WW has been a leader in the scientific evaluation of their own programs and in  incorporating external research findings into them.  The development of their POINTS® and especially their PointsPlus™ programs has been heavily influenced by much of the same research that informed the development of our Nutritrol program.  In the new PointsPlus program, for instance, no points are assigned to most fresh fruits and vegetables and fewer points are assigned to higher-fiber and lower fat foods than to equi-caloric low-fiber and high-fat foods.  The new PointsPlus program represents a major shift from WW’s original POINTS program because it recognizes that while one calorie of chocolate is energetically equivalent to one calorie of celery, the overall impact of eating equi-caloric amounts of different foods on the ultimate goal of weight control are likely to be quite different.  For instance, the odds that eating a 100-calorie apple will result in a loss of eating control are much smaller than the odds that eating a 100-calorie piece of a chocolate bar will do so. These innovative changes are based on research evidence supporting the value of eating foods lower in energy density and higher in fiber and protein. The benefits are due to both the metabolic cost of converting different macronutrients into usable energy and the satiety value of larger volumes of food and more fiber and protein. In sum, WW has capitalized on research in the behavioral and nutritional sciences to “engineer” an easy-to-use tracking system (PointsPlus) to help improve people’s long-term weight control.
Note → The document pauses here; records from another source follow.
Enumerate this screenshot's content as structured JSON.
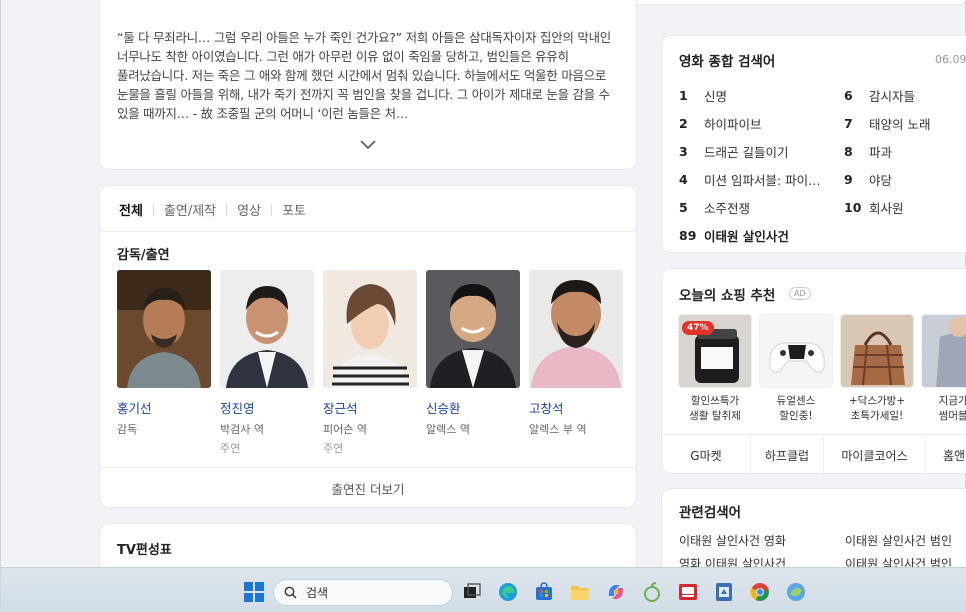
{
  "synopsis": {
    "text": "“둘 다 무죄라니… 그럼 우리 아들은 누가 죽인 건가요?” 저희 아들은 삼대독자이자 집안의 막내인 너무나도 착한 아이였습니다. 그런 애가 아무런 이유 없이 죽임을 당하고, 범인들은 유유히 풀려났습니다. 저는 죽은 그 애와 함께 했던 시간에서 멈춰 있습니다. 하늘에서도 억울한 마음으로 눈물을 흘릴 아들을 위해, 내가 죽기 전까지 꼭 범인을 찾을 겁니다. 그 아이가 제대로 눈을 감을 수 있을 때까지… - 故 조중필 군의 어머니 ‘이런 놈들은 처…"
  },
  "cast": {
    "tabs": [
      "전체",
      "출연/제작",
      "영상",
      "포토"
    ],
    "section_title": "감독/출연",
    "people": [
      {
        "name": "홍기선",
        "role": "감독",
        "type": ""
      },
      {
        "name": "정진영",
        "role": "박검사 역",
        "type": "주연"
      },
      {
        "name": "장근석",
        "role": "피어슨 역",
        "type": "주연"
      },
      {
        "name": "신승환",
        "role": "알렉스 역",
        "type": ""
      },
      {
        "name": "고창석",
        "role": "알렉스 부 역",
        "type": ""
      }
    ],
    "more_label": "출연진 더보기"
  },
  "tv": {
    "title": "TV편성표"
  },
  "rank": {
    "title": "영화 종합 검색어",
    "date": "06.09.",
    "left": [
      {
        "num": "1",
        "kw": "신명"
      },
      {
        "num": "2",
        "kw": "하이파이브"
      },
      {
        "num": "3",
        "kw": "드래곤 길들이기"
      },
      {
        "num": "4",
        "kw": "미션 임파서블: 파이…"
      },
      {
        "num": "5",
        "kw": "소주전쟁"
      },
      {
        "num": "89",
        "kw": "이태원 살인사건"
      }
    ],
    "right": [
      {
        "num": "6",
        "kw": "감시자들"
      },
      {
        "num": "7",
        "kw": "태양의 노래"
      },
      {
        "num": "8",
        "kw": "파과"
      },
      {
        "num": "9",
        "kw": "야당"
      },
      {
        "num": "10",
        "kw": "회사원"
      }
    ]
  },
  "shopping": {
    "title": "오늘의 쇼핑 추천",
    "ad": "AD",
    "products": [
      {
        "line1": "할인쓰특가",
        "line2": "생활 탈취제",
        "badge": "47%"
      },
      {
        "line1": "듀얼센스",
        "line2": "할인중!",
        "badge": ""
      },
      {
        "line1": "+닥스가방+",
        "line2": "초특가세일!",
        "badge": ""
      },
      {
        "line1": "지금가장",
        "line2": "썸머블라",
        "badge": ""
      }
    ],
    "stores": [
      "G마켓",
      "하프클럽",
      "마이클코어스",
      "홈앤"
    ]
  },
  "related": {
    "title": "관련검색어",
    "items": [
      "이태원 살인사건 영화",
      "이태원 살인사건 범인",
      "영화 이태원 살인사건",
      "이태원 살인사건 범인"
    ]
  },
  "taskbar": {
    "search_placeholder": "검색",
    "apps": [
      "start-icon",
      "search-icon",
      "task-view-icon",
      "edge-icon",
      "store-icon",
      "file-explorer-icon",
      "copilot-icon",
      "app-icon",
      "mail-icon",
      "settings-icon",
      "chrome-icon",
      "app2-icon"
    ]
  }
}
This is a total chicken and the egg situation, but although the authors of the study are suggesting that cognitive deficiencies are a product of obesity, I think that it’s more likely that any discrepancy in executive function compared to non-overweight subjects are because of biopsychosocial factors that led the people to already be that way, with obesity being a product of their inability to initiate and execute goals like losing weight. Either way, the the results are going to be linking “stupid” people with obesity, which is going to be offensive and controversial regardless. has an article about a study that found that biopsychosocial factors led to several distinct personality types, some of which have a higher tendency to gain weight. i think if the science community actually communicated better and wasn’t so compartmentalized we wouldn’t see “results” like these as often…
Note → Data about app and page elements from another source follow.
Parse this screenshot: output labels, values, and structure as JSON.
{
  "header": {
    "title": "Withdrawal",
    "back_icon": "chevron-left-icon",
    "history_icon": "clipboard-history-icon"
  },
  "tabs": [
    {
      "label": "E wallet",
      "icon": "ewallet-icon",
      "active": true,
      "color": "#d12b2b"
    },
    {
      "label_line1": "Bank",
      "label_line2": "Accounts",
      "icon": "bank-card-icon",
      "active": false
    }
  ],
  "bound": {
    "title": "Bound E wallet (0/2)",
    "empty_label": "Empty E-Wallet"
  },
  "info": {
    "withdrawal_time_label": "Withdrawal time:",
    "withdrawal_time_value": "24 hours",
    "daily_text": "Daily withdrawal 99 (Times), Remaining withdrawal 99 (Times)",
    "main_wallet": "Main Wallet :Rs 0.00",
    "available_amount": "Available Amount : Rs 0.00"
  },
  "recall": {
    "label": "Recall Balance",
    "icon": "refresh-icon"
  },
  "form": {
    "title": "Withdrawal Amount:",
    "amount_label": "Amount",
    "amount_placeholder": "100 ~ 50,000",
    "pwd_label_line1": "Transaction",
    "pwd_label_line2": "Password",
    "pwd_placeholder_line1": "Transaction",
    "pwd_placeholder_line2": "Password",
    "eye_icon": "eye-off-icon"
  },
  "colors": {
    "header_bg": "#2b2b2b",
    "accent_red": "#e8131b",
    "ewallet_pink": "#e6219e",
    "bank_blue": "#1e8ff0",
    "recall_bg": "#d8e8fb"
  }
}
APS regularly opens certain online articles for discussion on our website. Effective February 2021, you must be a logged-in APS member to post comments. By posting a comment, you agree to our Community Guidelines and the display of your profile information, including your name and affiliation. Any opinions, findings, conclusions, or recommendations present in article comments are those of the writers and do not necessarily reflect the views of APS or the article’s author. For more information, please see our Community Guidelines.

Please login with your APS account to comment.